Weddell seals served as an important source of food for men and dogs throughout the heroic period of Antarctic exploration. They continued to be taken to feed sled dogs at one base into the 1980s. Local populations of seals no doubt suffered declines from these harvests, but in the case of the population in McMurdo Sound the population has recovered in the 20 years since the harvest ended. The population of Weddell seals has been variously estimated at 500,000 to one million or more. This is a widespread species and, as with other Antarctic seals inhabiting the pack ice, population assessments are very difficult and expensive to conduct and therefore infrequently undertaken. At present there are no immediate threats to the Weddell seal, and they are protected by the Antarctic Treaty and the Convention for the Conservation of Antarctic Seals.
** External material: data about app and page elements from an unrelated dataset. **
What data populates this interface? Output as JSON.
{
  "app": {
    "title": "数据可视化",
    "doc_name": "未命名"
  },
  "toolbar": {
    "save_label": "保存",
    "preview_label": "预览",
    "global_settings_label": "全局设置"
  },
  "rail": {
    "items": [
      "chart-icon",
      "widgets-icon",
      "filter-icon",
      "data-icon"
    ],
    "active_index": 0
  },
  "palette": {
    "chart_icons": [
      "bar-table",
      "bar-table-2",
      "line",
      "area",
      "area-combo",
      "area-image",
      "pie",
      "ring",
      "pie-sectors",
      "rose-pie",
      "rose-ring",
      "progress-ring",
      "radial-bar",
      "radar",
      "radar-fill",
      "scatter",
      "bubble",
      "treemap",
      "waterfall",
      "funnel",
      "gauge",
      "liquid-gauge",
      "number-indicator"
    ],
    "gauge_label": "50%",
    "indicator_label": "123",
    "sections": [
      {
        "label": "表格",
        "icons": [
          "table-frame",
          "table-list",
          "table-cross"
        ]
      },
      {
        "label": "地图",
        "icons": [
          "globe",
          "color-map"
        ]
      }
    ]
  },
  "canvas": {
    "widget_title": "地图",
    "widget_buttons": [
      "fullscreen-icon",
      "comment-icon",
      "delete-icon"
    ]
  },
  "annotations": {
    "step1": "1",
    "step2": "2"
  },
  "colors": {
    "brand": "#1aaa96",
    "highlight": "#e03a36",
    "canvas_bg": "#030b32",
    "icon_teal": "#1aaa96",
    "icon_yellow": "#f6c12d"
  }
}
Burns, J.M. and M.A. Castellini. 1998. Dive data from satellite tags and time-depth recorders: a comparison in Weddell seal pups. Marine Mammal Science 14(4):750-764.
Burns, J.M. and G.L. Kooyman. 2001. Habitat use by Weddell seals and emperor penguins foraging in the Ross Sea, Antarctica. American Zoologist 41:90-98.
Green, K. and H.R. Burton. 1987. Seasonal and geographical variation in the food of Weddell seals, Leptonychotes weddelii, in Antarctica. Australian Wildlife Research 14:475-89.
Kooyman, G.L. 1981. Weddell seal, consummate diver. Cambridge University Press. 135 pp.
Kooyman, G.L. 1981. Weddell seal - Leptonychotes weddelli Lesson, 1826. pp. 275-296 in S.H. Ridgway and R. Harrison (eds.), Handbook of Marine Mammals, Vol. 2: Seals. Academic Press.
Testa, J.W., D.B. Siniff, J.P. Croxall and H.R. Burton. 1990. A comparison of reproductive parameters among three populations of Weddell Seals (Leptonychotes weddellii). Journal of Animal Ecology 59:1165-1175.
Thomas, J.L. 2002. Leopard seal Leptonychotes weddellii. pp. 1300-1302 in W.F. Perrin, B. Würsig and J.G.M. Thiewissen (eds.), Encyclopedia of Marine Mammals. Academic Press.
Status - ESA, U.S. FWS
Status - Red List, IUCN
| LC (Global)|
|Year||1913 - 2023|
|Latitude||-77.64 - -35.58|
|Longitude||-132.88 - 177.87|
|See metadata in static HTML|